**What you have to do**
Filter these entries so that only lines with the word "time" remain.

# # #

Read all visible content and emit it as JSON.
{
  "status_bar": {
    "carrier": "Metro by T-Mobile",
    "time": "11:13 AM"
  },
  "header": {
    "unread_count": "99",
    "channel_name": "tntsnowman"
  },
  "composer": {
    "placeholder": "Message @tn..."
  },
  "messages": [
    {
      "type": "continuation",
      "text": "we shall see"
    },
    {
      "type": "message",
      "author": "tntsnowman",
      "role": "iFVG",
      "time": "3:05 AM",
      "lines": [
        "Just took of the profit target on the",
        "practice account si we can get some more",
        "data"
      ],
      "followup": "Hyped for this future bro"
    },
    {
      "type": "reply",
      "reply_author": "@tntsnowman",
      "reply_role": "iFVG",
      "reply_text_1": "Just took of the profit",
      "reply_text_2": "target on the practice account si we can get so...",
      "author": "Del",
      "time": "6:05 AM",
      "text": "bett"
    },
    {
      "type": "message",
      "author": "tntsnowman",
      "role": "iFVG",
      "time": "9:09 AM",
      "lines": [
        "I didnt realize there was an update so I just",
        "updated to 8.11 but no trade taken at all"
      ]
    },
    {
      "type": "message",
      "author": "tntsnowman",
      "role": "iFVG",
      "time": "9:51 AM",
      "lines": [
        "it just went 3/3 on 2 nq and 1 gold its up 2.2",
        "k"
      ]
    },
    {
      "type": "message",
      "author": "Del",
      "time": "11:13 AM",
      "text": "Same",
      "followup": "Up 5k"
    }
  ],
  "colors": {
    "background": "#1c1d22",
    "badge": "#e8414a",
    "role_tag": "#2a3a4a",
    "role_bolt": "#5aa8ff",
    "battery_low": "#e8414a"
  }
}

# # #

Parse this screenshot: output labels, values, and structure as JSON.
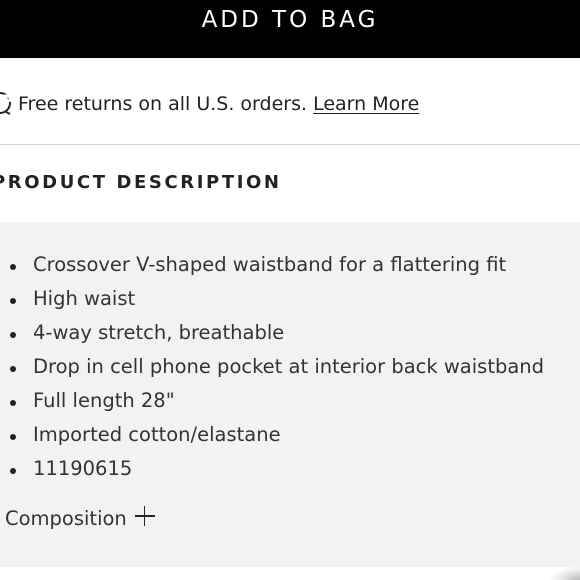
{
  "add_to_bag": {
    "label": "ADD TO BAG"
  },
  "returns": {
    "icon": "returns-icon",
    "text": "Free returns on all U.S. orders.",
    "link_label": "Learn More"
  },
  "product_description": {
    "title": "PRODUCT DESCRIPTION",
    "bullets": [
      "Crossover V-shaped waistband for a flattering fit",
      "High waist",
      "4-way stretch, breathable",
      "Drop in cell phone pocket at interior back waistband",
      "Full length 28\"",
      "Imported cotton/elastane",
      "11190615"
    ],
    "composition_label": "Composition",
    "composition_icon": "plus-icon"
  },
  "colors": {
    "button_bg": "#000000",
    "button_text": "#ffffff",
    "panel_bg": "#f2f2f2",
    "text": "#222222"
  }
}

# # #

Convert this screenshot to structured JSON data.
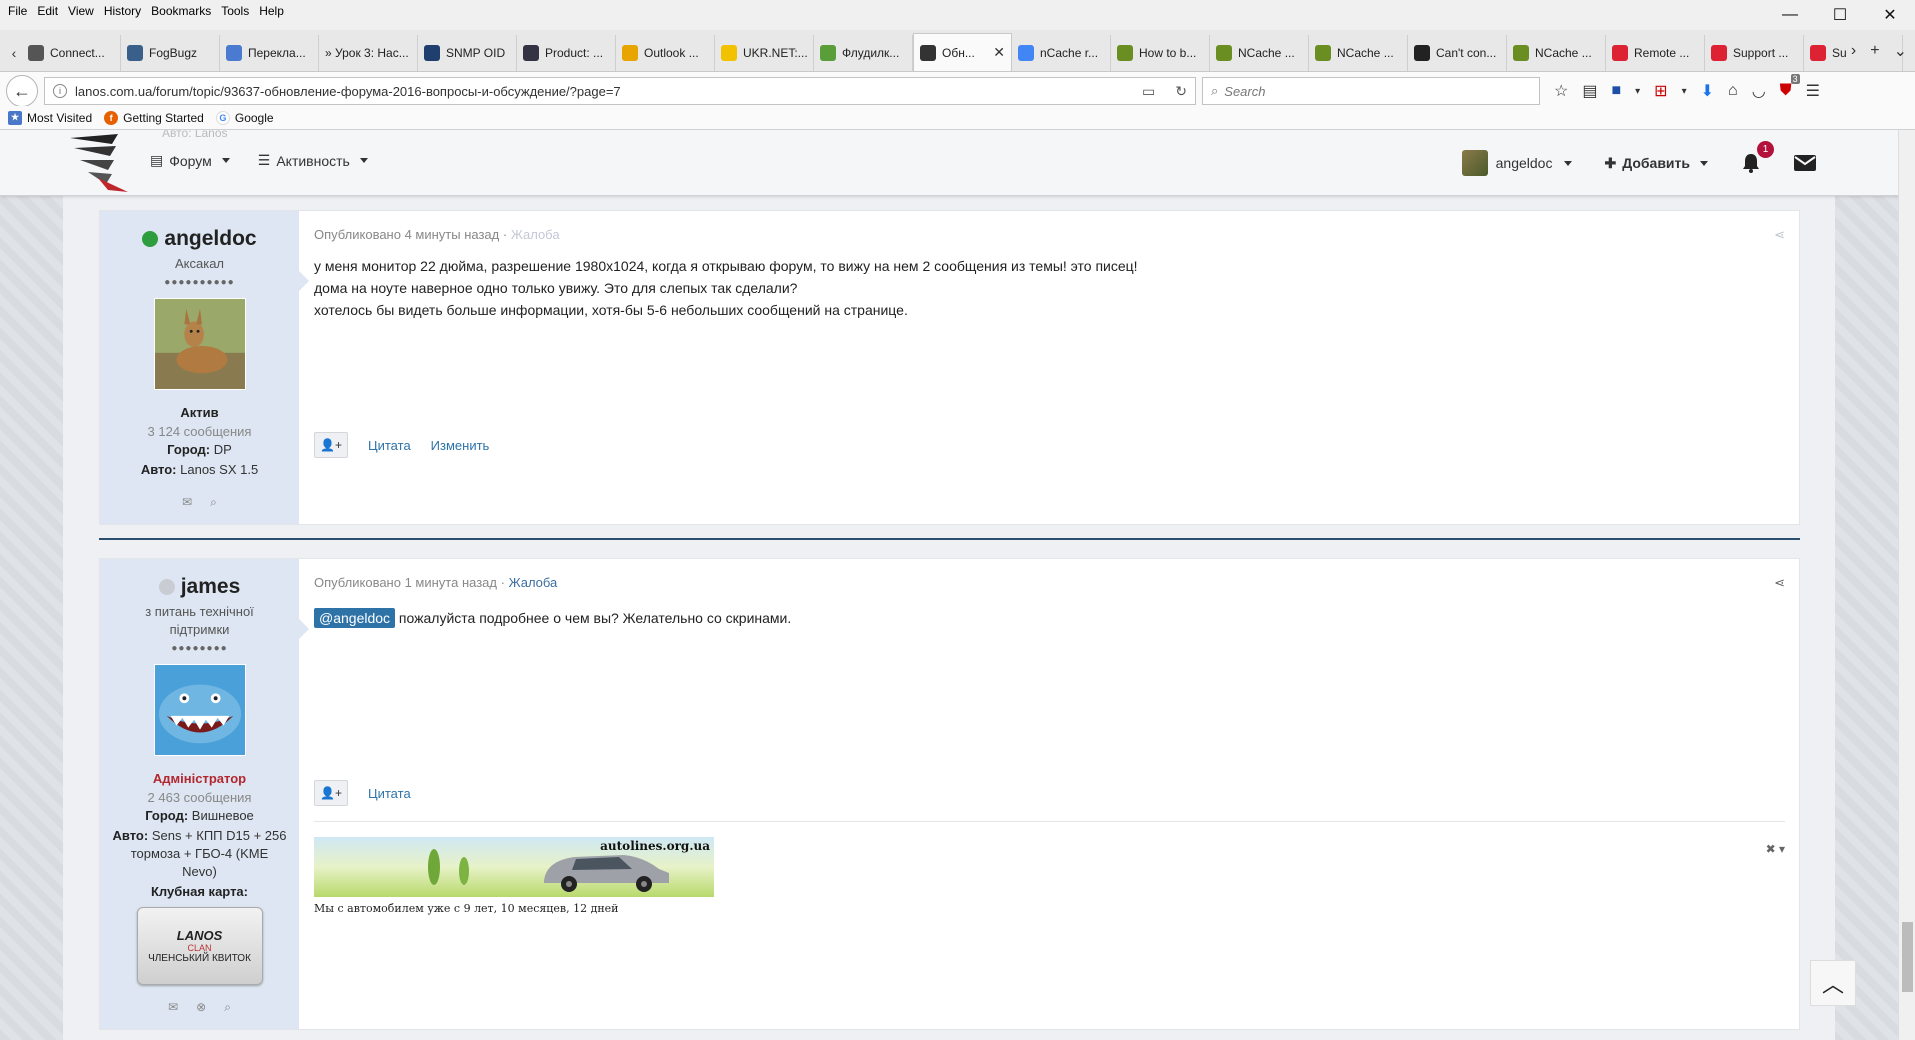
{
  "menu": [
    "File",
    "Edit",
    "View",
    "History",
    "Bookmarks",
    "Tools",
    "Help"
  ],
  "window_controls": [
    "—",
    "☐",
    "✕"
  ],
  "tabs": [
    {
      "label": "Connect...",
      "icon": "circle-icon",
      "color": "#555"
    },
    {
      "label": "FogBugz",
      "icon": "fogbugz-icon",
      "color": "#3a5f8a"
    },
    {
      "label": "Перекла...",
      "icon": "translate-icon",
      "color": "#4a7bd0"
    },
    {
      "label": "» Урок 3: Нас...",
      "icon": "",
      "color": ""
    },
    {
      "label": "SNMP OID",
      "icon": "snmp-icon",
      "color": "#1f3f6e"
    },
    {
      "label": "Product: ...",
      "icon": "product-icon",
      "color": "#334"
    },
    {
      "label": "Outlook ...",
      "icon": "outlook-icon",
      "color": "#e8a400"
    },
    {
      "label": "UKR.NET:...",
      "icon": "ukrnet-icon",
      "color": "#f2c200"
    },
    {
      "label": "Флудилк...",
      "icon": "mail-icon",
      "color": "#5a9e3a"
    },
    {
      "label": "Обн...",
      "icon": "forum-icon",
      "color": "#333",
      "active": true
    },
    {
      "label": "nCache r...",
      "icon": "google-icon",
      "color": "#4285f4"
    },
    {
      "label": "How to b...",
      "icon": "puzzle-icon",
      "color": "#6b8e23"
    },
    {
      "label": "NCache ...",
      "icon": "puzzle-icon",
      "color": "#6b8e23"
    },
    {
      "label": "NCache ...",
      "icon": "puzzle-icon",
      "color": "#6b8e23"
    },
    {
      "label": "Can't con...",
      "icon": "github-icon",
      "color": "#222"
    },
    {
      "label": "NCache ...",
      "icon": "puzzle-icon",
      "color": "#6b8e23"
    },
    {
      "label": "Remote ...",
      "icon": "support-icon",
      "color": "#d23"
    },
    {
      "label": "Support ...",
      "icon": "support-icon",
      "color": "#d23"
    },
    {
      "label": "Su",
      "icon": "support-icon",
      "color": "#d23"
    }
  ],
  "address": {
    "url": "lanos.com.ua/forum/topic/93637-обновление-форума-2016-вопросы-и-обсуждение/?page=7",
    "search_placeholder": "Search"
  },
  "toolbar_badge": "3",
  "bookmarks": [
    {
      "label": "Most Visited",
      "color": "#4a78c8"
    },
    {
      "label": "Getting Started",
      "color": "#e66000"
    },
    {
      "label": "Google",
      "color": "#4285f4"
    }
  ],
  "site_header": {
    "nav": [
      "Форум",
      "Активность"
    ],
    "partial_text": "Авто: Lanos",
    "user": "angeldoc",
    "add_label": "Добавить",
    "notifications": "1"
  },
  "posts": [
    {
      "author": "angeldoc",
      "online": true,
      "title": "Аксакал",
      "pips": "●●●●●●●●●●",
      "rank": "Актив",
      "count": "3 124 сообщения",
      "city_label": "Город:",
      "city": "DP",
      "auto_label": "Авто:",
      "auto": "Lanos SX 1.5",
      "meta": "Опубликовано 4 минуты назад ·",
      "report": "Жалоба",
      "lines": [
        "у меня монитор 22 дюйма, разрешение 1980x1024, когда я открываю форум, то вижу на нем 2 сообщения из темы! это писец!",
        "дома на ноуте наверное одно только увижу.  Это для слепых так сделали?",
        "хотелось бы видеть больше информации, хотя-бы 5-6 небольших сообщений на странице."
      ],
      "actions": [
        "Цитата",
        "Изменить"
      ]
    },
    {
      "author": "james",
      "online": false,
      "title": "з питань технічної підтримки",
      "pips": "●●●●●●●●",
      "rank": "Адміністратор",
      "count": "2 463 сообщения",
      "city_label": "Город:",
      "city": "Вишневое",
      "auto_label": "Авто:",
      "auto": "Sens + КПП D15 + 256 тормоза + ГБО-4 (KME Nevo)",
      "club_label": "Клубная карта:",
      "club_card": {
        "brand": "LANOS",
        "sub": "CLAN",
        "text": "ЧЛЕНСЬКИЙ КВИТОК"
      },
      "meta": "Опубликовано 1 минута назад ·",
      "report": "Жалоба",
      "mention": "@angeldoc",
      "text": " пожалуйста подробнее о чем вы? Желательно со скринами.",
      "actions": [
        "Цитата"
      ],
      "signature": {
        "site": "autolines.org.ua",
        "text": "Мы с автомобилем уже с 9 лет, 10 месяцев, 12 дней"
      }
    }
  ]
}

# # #

**Exercise output**
    "time": "11:13 AM"
      "time": "3:05 AM",
      "time": "6:05 AM",
      "time": "9:09 AM",
      "time": "9:51 AM",
      "time": "11:13 AM",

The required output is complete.